Which of the lines in the records below hold the string "production"? Copy every one of them.

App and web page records
# # # # #

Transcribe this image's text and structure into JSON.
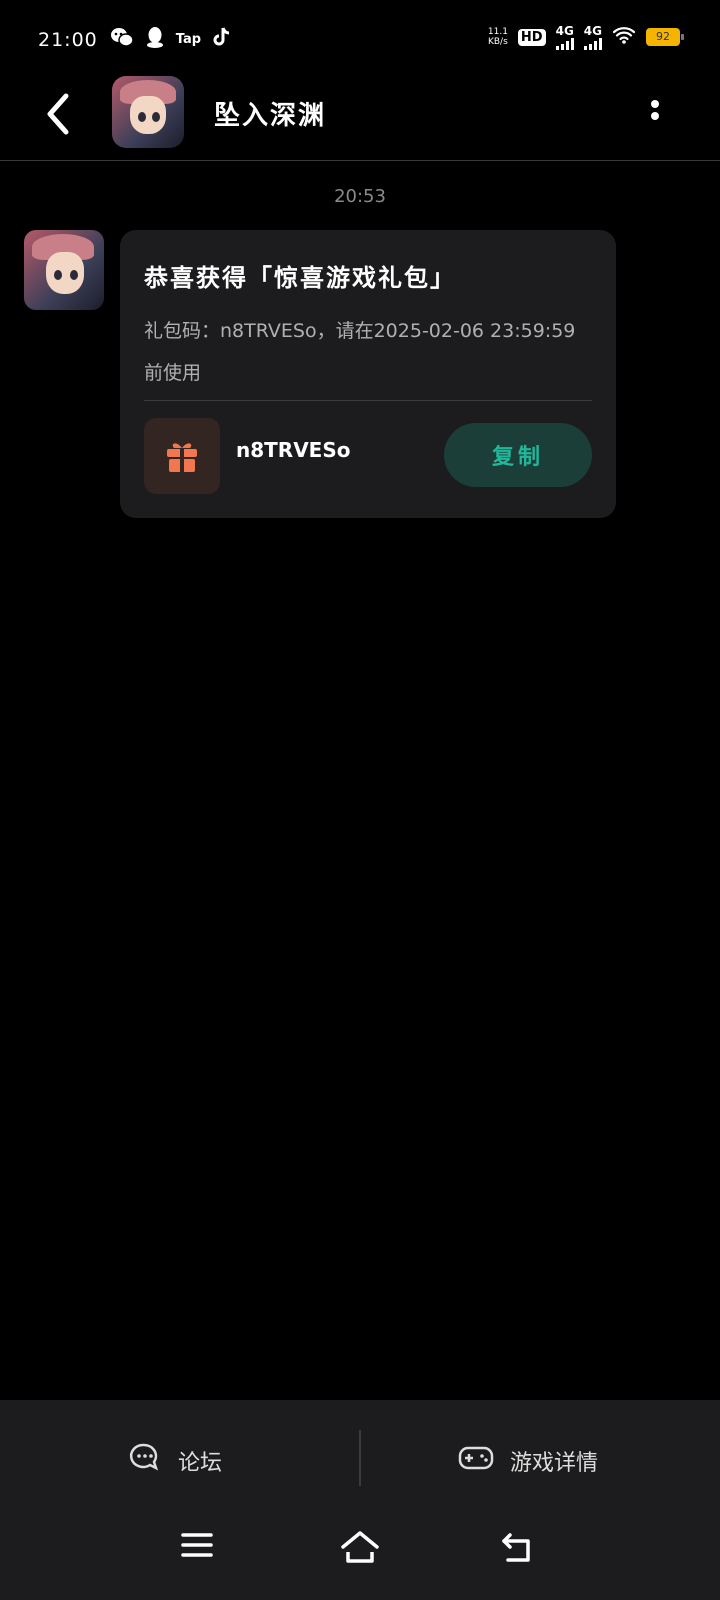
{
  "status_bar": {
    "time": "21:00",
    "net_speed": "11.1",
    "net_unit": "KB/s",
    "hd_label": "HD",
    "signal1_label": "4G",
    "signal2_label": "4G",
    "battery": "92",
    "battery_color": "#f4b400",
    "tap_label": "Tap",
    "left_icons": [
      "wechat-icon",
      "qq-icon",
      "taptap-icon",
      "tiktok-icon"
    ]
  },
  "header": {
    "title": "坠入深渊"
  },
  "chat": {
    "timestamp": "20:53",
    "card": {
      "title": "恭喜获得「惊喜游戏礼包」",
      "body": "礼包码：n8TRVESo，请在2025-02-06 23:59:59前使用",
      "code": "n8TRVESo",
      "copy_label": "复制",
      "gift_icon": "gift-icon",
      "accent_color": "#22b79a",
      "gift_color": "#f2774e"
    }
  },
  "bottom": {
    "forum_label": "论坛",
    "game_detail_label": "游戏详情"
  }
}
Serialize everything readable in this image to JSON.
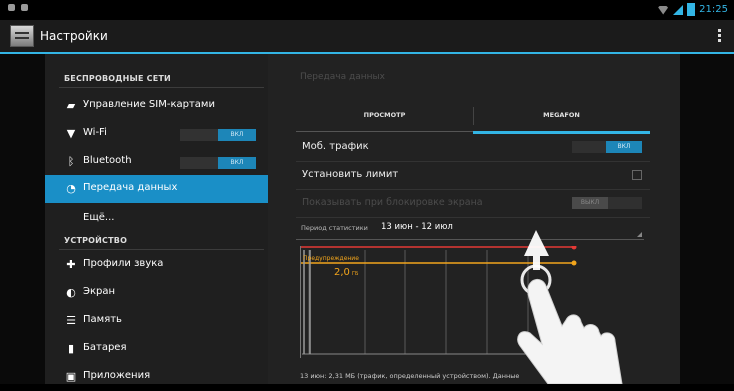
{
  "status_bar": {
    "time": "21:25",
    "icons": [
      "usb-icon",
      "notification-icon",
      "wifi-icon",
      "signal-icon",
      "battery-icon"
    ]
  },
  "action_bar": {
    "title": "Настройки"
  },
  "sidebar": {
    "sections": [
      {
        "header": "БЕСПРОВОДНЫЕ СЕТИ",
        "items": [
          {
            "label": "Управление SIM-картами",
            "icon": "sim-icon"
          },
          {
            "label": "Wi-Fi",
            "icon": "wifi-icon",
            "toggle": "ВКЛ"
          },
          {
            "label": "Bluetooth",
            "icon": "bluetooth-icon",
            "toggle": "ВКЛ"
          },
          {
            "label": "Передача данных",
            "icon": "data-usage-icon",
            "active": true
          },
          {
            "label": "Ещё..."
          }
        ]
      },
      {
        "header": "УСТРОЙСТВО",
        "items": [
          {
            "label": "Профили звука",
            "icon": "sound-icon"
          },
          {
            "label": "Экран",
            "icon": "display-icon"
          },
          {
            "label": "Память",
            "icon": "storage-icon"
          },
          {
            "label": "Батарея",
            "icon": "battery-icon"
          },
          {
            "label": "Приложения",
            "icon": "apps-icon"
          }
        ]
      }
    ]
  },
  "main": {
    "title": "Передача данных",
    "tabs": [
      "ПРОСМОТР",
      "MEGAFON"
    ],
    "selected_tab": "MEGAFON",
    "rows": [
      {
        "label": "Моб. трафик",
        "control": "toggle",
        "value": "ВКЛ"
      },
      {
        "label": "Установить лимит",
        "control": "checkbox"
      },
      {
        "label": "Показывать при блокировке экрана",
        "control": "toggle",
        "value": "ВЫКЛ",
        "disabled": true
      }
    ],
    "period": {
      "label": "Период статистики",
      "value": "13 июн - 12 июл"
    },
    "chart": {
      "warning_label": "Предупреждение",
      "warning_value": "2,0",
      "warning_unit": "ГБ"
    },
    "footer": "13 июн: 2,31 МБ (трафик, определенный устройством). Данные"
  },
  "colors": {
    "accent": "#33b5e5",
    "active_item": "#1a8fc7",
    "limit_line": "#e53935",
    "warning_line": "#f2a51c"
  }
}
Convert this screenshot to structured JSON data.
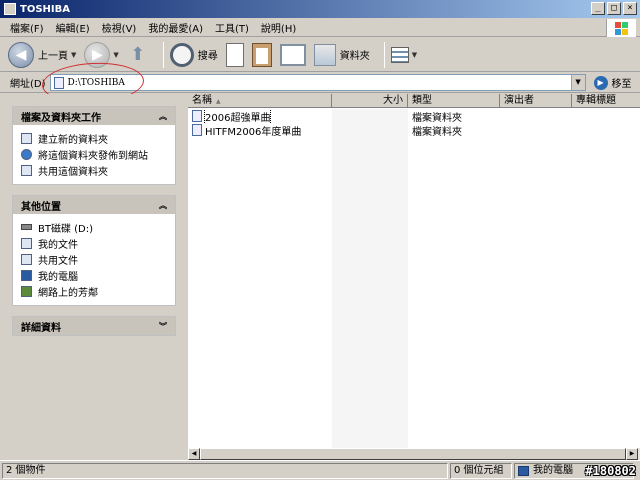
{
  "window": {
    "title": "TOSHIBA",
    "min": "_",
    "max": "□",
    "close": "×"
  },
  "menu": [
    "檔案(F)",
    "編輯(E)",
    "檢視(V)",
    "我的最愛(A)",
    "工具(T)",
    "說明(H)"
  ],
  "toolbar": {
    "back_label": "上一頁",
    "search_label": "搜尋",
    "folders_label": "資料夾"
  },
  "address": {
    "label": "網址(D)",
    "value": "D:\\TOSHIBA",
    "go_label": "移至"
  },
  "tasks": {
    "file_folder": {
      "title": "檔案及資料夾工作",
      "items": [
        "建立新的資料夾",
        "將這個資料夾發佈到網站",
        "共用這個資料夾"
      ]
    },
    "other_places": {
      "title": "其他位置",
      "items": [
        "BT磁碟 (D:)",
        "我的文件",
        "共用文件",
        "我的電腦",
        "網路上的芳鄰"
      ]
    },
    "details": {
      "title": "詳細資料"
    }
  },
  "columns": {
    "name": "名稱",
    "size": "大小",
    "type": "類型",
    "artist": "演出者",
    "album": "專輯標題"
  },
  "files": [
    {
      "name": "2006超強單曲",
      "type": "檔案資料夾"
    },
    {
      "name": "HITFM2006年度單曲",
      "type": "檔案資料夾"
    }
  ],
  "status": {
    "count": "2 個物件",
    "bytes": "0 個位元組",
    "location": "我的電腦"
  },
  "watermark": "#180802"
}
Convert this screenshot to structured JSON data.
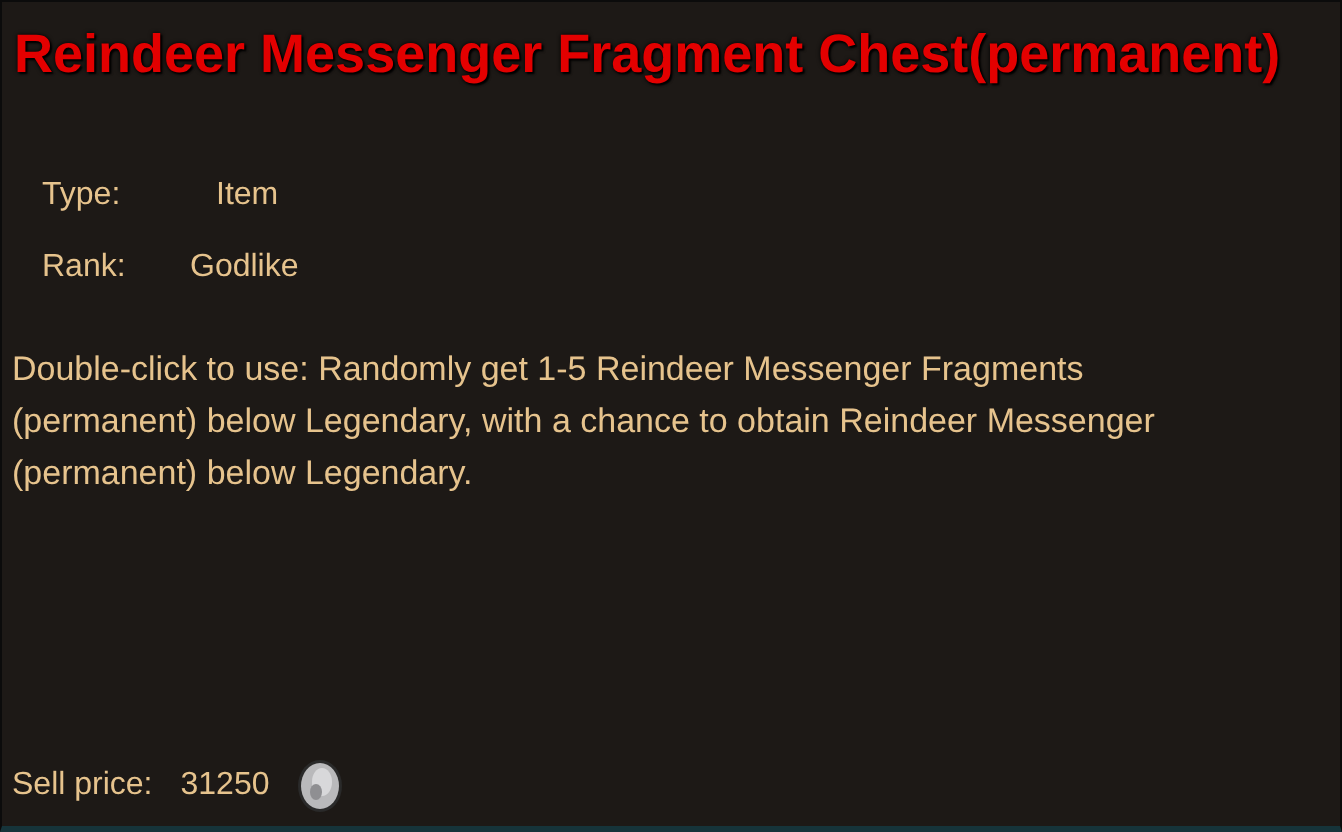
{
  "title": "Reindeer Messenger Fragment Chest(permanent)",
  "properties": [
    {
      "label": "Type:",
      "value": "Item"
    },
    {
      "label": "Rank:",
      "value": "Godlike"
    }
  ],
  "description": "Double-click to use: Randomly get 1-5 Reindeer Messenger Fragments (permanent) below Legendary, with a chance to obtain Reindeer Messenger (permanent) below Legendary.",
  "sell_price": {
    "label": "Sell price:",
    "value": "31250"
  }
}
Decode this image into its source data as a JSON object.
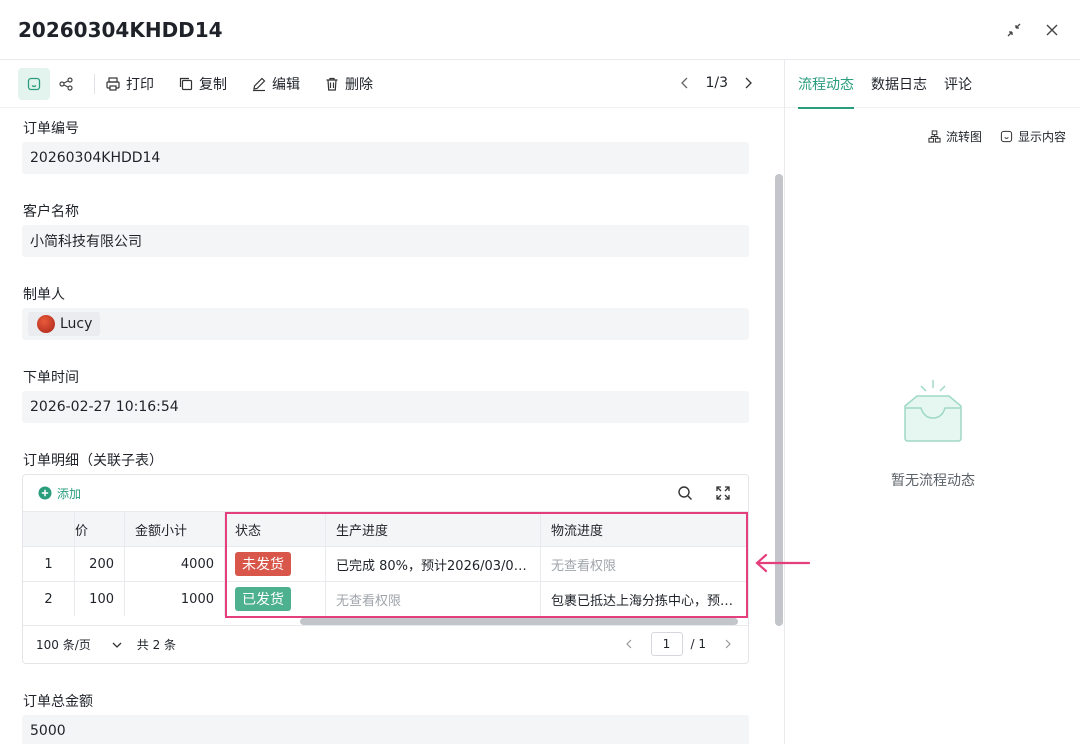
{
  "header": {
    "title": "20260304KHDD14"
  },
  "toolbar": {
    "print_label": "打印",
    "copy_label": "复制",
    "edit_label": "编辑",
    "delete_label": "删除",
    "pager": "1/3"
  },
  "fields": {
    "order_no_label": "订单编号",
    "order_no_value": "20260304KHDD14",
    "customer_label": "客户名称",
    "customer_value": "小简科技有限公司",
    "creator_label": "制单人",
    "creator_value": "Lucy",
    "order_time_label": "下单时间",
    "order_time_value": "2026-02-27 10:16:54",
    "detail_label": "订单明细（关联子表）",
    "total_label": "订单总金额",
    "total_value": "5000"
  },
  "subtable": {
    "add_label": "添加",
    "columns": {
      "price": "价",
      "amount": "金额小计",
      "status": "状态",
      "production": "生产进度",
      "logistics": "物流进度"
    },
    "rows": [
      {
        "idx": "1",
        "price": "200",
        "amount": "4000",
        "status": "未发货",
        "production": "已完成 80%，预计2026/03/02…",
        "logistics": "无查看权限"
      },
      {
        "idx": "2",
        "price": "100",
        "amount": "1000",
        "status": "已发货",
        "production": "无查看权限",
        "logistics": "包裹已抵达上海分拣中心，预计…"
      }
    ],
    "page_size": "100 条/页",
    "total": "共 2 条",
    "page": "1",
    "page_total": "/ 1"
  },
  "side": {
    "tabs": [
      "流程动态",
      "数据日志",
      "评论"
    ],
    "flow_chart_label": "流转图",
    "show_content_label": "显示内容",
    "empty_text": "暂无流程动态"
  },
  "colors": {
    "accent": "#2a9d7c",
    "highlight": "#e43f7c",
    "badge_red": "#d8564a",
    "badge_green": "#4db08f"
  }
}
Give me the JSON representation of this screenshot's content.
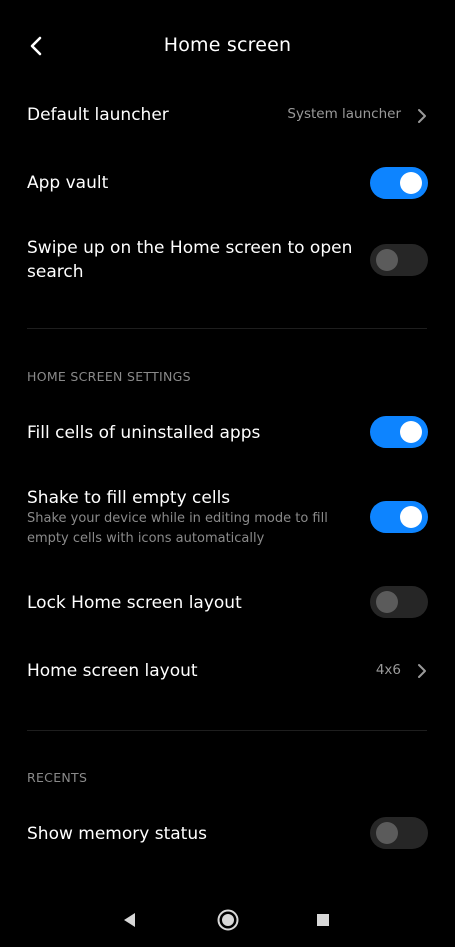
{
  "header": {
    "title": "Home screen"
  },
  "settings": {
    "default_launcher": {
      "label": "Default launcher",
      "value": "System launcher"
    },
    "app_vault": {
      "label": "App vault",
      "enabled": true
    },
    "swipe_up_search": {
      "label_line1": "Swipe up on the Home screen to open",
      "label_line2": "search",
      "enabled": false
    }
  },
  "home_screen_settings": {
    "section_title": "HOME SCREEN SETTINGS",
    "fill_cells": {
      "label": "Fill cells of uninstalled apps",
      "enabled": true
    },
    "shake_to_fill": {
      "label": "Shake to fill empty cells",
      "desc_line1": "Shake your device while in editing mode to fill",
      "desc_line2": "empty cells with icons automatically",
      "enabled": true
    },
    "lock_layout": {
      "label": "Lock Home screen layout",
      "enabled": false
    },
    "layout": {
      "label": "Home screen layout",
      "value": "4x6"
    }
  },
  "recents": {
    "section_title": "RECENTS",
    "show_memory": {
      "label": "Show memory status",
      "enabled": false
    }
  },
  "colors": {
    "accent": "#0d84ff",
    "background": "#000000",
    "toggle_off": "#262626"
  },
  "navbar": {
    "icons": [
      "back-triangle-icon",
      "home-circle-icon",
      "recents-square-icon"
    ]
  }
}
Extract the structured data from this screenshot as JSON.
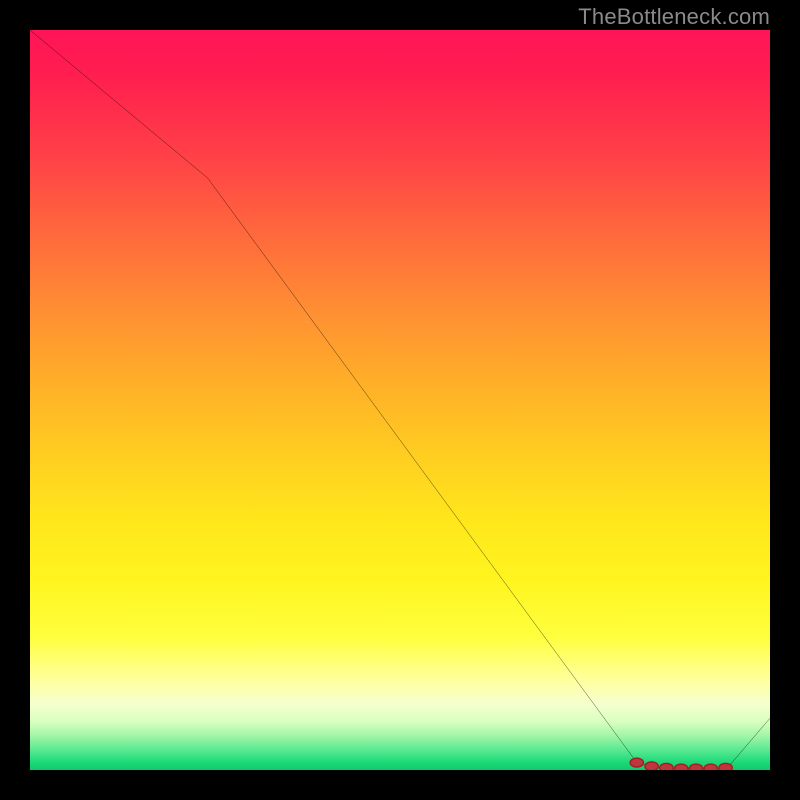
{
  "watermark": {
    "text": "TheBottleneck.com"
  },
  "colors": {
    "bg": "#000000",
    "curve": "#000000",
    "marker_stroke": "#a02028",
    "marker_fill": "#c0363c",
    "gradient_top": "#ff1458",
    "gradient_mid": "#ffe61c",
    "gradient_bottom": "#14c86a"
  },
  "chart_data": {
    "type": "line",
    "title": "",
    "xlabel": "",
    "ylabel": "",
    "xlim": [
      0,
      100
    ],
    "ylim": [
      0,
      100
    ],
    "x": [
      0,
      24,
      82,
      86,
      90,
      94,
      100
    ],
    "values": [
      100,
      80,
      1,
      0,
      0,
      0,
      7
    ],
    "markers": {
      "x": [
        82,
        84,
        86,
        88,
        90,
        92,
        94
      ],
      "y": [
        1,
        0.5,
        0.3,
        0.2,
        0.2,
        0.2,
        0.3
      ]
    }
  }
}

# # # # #

▶ [Written response]
      "production": "生产进度",
        "production": "已完成 80%，预计2026/03/02…",
        "production": "无查看权限",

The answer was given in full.